Volume 2012, Article ID 134081, 9 pages
Clinical Study

Longitudinal Analysis of Tetanus- and Influenza-Specific IgG Antibodies in Myeloma Patients

1Department of Internal Medicine II, and Department of Oncology, Hematology, Bone Marrow Transplantation Section of Pneumology, University Medical Center Hamburg-Eppendorf, 20246 Hamburg, Germany
2Hubertus Wald Tumorzentrum, University Cancer Center Hamburg, University Medical Center Hamburg-Eppendorf, 20246 Hamburg, Germany
3Division of Clinical Pharmacology, Department of Internal Medicine, Ludwig-Maximilian University, 80336 Munich, Germany
4Department of Stem Cell Transplantation, University Medical Center Hamburg-Eppendorf, 20246 Hamburg, Germany
5Institute for Immunology, University Medical Center Hamburg-Eppendorf, 20246 Hamburg, Germany

Received 8 November 2011; Revised 25 December 2011; Accepted 28 December 2011

Academic Editor: Mohamad Mohty

Copyright © 2012 Sebastian Kobold et al. This is an open access article distributed under the Creative Commons Attribution License, which permits unrestricted use, distribution, and reproduction in any medium, provided the original work is properly cited.

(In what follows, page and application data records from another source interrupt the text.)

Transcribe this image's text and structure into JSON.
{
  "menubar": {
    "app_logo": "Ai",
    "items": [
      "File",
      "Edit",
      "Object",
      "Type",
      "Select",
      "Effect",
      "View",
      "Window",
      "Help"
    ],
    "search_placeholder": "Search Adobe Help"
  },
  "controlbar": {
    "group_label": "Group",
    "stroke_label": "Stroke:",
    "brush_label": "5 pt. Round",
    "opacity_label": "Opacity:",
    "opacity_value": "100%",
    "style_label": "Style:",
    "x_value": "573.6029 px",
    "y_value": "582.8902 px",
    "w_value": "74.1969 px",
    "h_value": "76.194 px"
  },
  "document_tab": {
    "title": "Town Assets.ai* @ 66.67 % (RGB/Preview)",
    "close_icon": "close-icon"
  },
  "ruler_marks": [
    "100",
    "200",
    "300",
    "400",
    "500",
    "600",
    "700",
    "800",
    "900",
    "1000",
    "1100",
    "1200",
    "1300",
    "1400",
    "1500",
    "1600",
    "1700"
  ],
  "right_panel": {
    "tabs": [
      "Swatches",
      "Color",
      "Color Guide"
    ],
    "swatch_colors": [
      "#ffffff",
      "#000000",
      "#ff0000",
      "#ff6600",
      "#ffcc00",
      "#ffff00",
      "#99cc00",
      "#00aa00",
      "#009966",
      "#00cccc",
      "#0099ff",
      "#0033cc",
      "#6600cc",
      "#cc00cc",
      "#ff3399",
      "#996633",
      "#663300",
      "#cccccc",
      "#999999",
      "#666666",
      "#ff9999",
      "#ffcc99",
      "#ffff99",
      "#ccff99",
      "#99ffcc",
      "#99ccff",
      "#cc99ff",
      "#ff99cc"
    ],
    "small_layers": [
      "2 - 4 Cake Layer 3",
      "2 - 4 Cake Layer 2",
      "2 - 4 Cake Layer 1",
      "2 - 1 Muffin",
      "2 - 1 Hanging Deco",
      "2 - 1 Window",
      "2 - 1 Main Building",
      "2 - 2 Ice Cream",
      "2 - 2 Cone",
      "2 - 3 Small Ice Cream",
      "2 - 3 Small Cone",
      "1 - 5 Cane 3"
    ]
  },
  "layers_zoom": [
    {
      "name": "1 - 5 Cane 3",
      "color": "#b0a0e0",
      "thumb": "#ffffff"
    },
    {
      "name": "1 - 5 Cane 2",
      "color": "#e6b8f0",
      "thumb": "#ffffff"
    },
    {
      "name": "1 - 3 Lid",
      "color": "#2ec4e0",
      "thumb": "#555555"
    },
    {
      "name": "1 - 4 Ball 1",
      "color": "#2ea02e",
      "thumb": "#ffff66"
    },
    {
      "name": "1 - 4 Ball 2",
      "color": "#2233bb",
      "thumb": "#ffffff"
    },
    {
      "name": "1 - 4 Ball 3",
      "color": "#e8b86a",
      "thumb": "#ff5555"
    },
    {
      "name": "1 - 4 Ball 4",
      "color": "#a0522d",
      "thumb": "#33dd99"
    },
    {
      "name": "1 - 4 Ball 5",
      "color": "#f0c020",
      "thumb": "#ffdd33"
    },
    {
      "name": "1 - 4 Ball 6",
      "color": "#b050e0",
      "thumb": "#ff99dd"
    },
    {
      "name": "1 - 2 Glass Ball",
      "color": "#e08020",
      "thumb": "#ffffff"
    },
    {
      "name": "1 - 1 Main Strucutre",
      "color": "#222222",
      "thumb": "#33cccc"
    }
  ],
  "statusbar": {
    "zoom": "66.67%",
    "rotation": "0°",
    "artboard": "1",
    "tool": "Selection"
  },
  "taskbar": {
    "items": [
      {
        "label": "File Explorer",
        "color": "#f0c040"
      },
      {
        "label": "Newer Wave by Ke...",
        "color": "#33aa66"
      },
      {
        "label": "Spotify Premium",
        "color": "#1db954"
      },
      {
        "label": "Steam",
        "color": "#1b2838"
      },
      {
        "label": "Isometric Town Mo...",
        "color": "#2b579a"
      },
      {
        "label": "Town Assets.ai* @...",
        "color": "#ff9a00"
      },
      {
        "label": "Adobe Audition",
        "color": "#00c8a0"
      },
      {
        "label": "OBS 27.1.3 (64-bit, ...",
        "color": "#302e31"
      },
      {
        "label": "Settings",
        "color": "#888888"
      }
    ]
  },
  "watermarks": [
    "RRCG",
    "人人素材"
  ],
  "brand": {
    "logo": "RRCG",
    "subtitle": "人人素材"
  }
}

Background. Multiple myeloma (MM) and its therapies may induce a severely compromised humoral immunity. We have performed a longitudinal analysis of IgG-antibody responses against influenza virus (FLU) and tetanus toxoid (TT) as surrogate markers for the B cell-mediated immunity in MM patients. Methods. 1094 serum samples of 190 MM patients and samples from 100 healthy donors were analyzed by ELISA for FLU- and TT-specific antibodies. Results. MM patients evidenced lower levels of FLU- and TT-specific antibodies than healthy controls ( ). Immunoreactivity decreased with progressing disease and worsening clinical status. Levels of FLU- and TT-specific antibodies increased shortly (0-6 months) after alloSCT ( ), a time-period during which intravenous immunoglobulin (IVIG) is routinely applied. Thereafter, antibody concentrations declined and remained suppressed for 3 years in the case of FLU-specific and for more than 5 years in the case of TT-specific antibodies. Conclusions. We found that MM is associated with a profound disease- and therapy-related immunosuppression, which is compensated for a few months after alloSCT, most likely by application of IVIG. This and the differences regarding the recovery of anti-FLU and anti-TT antibody titers during the following years need to be taken into account for optimizing IVIG application and immunization after alloSCT.